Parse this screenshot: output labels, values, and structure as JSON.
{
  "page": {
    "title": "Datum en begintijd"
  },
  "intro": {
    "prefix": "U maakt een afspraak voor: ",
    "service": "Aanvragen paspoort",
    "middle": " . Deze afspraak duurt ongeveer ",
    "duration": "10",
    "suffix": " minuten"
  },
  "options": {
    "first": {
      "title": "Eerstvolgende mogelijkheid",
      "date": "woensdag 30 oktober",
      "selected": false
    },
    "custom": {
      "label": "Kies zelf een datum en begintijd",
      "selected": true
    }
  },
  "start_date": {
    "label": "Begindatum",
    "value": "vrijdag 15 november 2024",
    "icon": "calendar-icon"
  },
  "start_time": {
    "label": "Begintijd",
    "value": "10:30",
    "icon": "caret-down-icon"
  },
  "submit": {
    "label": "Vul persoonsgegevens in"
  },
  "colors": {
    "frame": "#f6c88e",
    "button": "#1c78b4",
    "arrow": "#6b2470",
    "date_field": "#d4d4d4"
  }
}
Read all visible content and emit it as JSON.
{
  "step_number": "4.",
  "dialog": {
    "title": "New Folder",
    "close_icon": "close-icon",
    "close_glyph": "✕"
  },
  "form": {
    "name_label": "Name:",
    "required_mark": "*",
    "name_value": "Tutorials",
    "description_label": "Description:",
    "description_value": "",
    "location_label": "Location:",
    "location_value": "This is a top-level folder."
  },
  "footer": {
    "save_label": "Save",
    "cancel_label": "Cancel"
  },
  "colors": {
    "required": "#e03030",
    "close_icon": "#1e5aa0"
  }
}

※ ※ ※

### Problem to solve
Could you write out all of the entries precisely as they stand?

### Answer section
Parse this screenshot: output labels, values, and structure as JSON.
{
  "page": {
    "title": "Datum en begintijd"
  },
  "intro": {
    "prefix": "U maakt een afspraak voor: ",
    "service": "Aanvragen paspoort",
    "middle": " . Deze afspraak duurt ongeveer ",
    "duration": "10",
    "suffix": " minuten"
  },
  "options": {
    "first": {
      "title": "Eerstvolgende mogelijkheid",
      "date": "woensdag 30 oktober",
      "selected": false
    },
    "custom": {
      "label": "Kies zelf een datum en begintijd",
      "selected": true
    }
  },
  "start_date": {
    "label": "Begindatum",
    "value": "vrijdag 15 november 2024",
    "icon": "calendar-icon"
  },
  "start_time": {
    "label": "Begintijd",
    "value": "10:30",
    "icon": "caret-down-icon"
  },
  "submit": {
    "label": "Vul persoonsgegevens in"
  },
  "colors": {
    "frame": "#f6c88e",
    "button": "#1c78b4",
    "arrow": "#6b2470",
    "date_field": "#d4d4d4"
  }
}
Read all visible content and emit it as JSON.
{
  "step_number": "4.",
  "dialog": {
    "title": "New Folder",
    "close_icon": "close-icon",
    "close_glyph": "✕"
  },
  "form": {
    "name_label": "Name:",
    "required_mark": "*",
    "name_value": "Tutorials",
    "description_label": "Description:",
    "description_value": "",
    "location_label": "Location:",
    "location_value": "This is a top-level folder."
  },
  "footer": {
    "save_label": "Save",
    "cancel_label": "Cancel"
  },
  "colors": {
    "required": "#e03030",
    "close_icon": "#1e5aa0"
  }
}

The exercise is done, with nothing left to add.